Wherever the word "Download" turns up in a line of the entries, copy that line.

··· The data ···

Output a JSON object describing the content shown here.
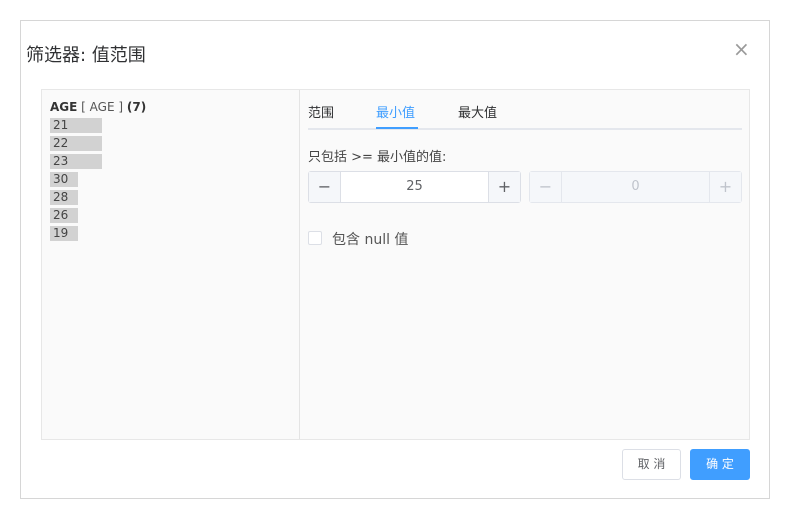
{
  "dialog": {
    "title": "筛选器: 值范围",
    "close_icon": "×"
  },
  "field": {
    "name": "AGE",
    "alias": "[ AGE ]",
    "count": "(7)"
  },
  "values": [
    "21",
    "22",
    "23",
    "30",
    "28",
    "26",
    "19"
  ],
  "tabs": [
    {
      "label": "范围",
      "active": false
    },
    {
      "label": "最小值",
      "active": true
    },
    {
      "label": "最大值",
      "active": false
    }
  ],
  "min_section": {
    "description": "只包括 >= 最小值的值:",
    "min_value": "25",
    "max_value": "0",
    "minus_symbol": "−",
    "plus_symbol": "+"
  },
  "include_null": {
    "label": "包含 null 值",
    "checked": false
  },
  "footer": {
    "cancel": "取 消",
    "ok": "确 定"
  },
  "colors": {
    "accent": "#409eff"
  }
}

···
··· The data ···

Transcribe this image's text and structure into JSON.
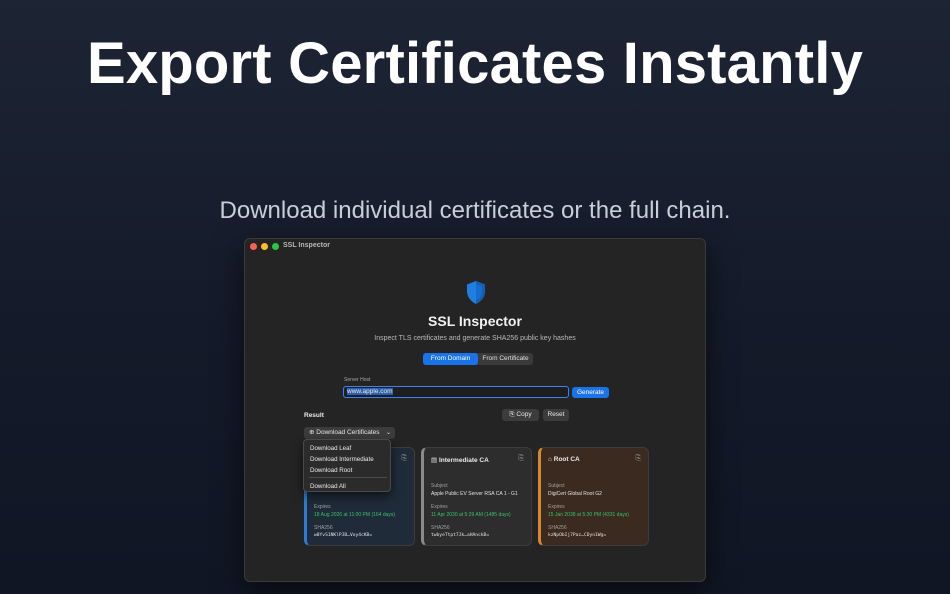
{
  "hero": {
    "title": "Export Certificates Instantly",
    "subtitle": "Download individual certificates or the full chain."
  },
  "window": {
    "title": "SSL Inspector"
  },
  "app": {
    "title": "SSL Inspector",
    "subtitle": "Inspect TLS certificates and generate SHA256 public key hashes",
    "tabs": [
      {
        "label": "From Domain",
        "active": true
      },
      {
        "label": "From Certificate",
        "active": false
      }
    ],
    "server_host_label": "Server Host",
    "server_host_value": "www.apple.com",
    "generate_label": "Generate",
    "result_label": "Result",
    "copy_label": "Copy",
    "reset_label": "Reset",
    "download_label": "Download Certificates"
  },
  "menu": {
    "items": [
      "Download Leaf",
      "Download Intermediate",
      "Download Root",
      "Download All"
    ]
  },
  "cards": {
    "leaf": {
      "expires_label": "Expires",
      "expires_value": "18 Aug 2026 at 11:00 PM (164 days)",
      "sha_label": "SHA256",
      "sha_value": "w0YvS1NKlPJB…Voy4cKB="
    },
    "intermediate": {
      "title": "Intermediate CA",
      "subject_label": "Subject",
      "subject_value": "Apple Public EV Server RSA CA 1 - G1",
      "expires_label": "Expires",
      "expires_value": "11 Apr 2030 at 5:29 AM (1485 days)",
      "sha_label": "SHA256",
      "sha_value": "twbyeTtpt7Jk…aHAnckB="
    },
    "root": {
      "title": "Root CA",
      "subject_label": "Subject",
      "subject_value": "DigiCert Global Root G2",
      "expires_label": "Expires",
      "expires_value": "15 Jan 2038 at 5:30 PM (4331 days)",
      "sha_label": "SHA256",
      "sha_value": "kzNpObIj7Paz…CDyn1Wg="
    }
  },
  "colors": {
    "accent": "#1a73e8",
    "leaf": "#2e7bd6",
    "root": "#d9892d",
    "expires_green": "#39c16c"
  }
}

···

[Exercise solution]
    "subtitle": "Download individual certificates or the full chain."
    "download_label": "Download Certificates"
      "Download Leaf",
      "Download Intermediate",
      "Download Root",
      "Download All"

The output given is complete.